1. Amanita murina, Queensland, Australia.
(1) From Cooke (1890) plate 1,
from the very end of Grevillea 18 (fasc. 88). With annotation
"Figured from the specimens sent with notes." That is to say, this is not
an accurate drawing from life and probably should not be used as the basis for any anatomical conclusions. A later republication of this illustration shows the stipe concolorous with the universal veil at the stipe base and shows the saccate volva grayish buff in cross-section.
Each spore data set is intended to comprise a set of measurements from a single specimen made by a single observer;
and explanations prepared for this site talk about specimen-observer pairs associated with each data set.

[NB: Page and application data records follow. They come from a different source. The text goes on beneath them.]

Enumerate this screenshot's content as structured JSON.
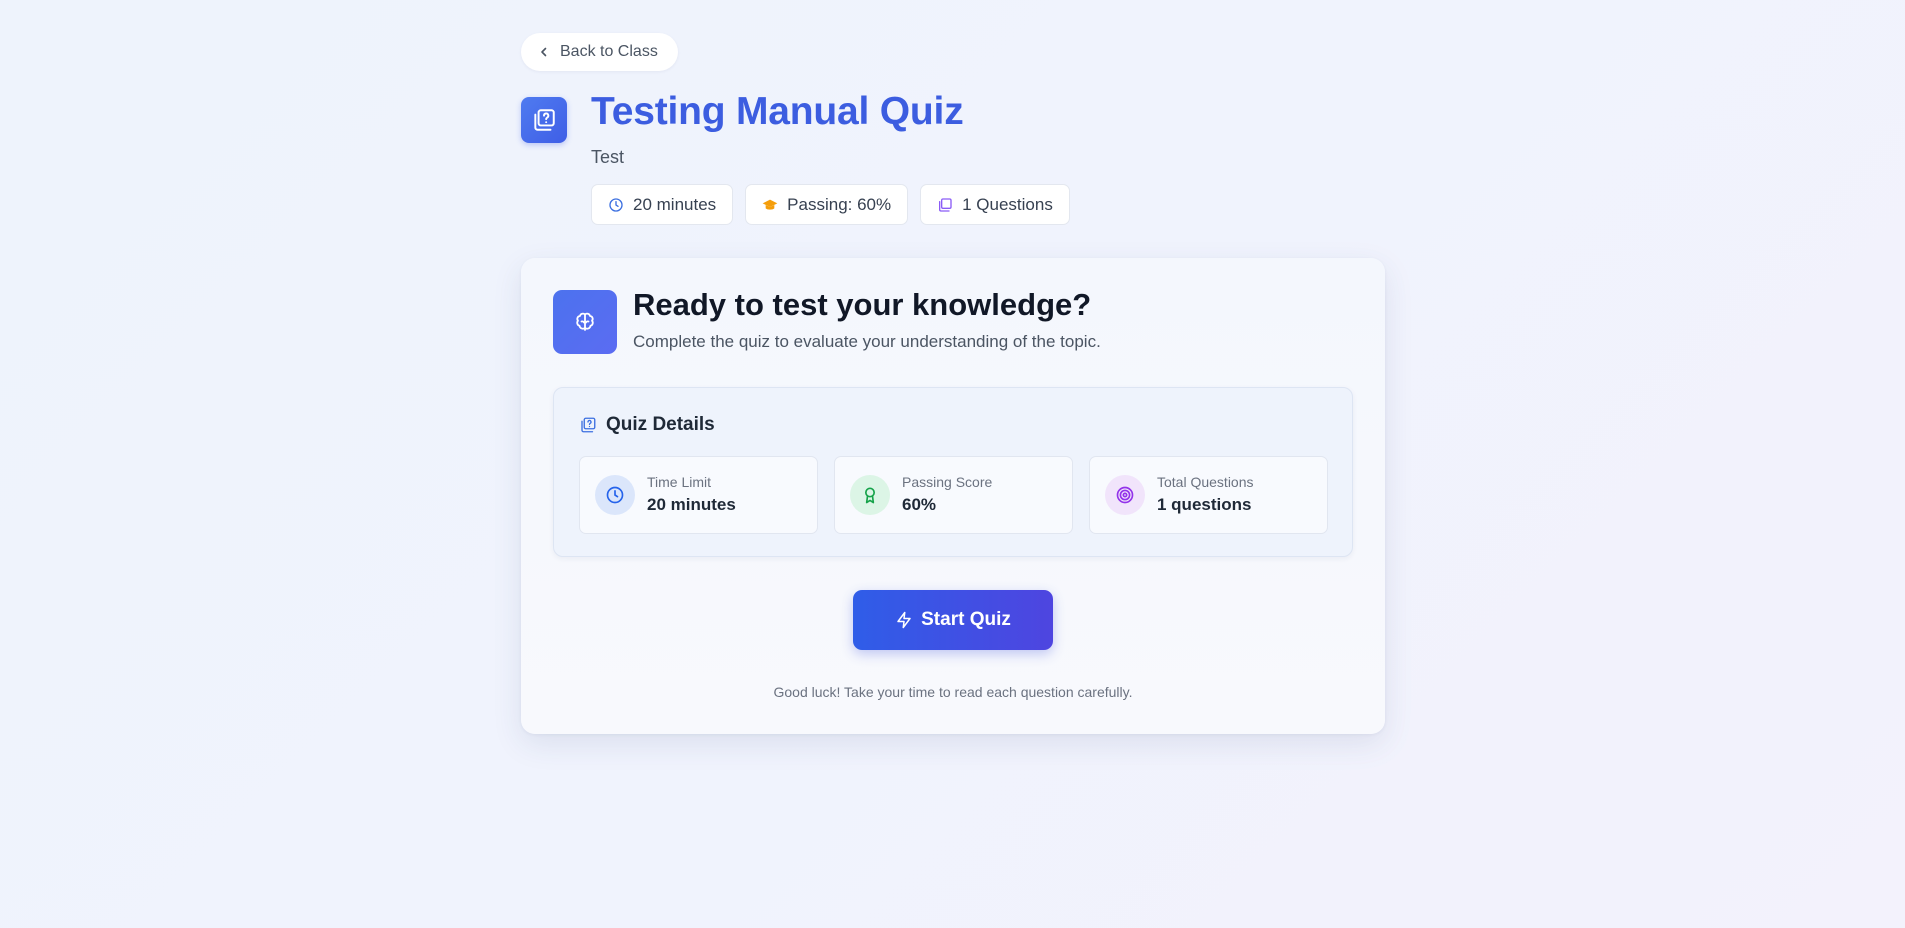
{
  "nav": {
    "back_label": "Back to Class"
  },
  "header": {
    "title": "Testing Manual Quiz",
    "subtitle": "Test",
    "chips": [
      {
        "label": "20 minutes",
        "icon": "clock-icon",
        "color": "#3b6fe0"
      },
      {
        "label": "Passing: 60%",
        "icon": "graduation-cap-icon",
        "color": "#f59e0b"
      },
      {
        "label": "1 Questions",
        "icon": "question-book-icon",
        "color": "#8b5cf6"
      }
    ]
  },
  "card": {
    "heading": "Ready to test your knowledge?",
    "subheading": "Complete the quiz to evaluate your understanding of the topic.",
    "icon": "brain-icon",
    "details": {
      "title": "Quiz Details",
      "stats": [
        {
          "label": "Time Limit",
          "value": "20 minutes",
          "icon": "clock-icon",
          "color": "#2563eb",
          "bg": "#dbe6fb"
        },
        {
          "label": "Passing Score",
          "value": "60%",
          "icon": "award-icon",
          "color": "#16a34a",
          "bg": "#dcf5e6"
        },
        {
          "label": "Total Questions",
          "value": "1 questions",
          "icon": "target-icon",
          "color": "#9333ea",
          "bg": "#f1e4fb"
        }
      ]
    },
    "start_label": "Start Quiz",
    "footnote": "Good luck! Take your time to read each question carefully."
  },
  "colors": {
    "accent": "#3c5de0",
    "button_start": "#2f5de8",
    "button_end": "#4e45e0"
  }
}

Combining more data into a single data set is non-optimal because it obscures observer differences
(which may be valuable for instructional purposes, for example) and may obscure instances in which
a single collection inadvertently contains a mixture of taxa.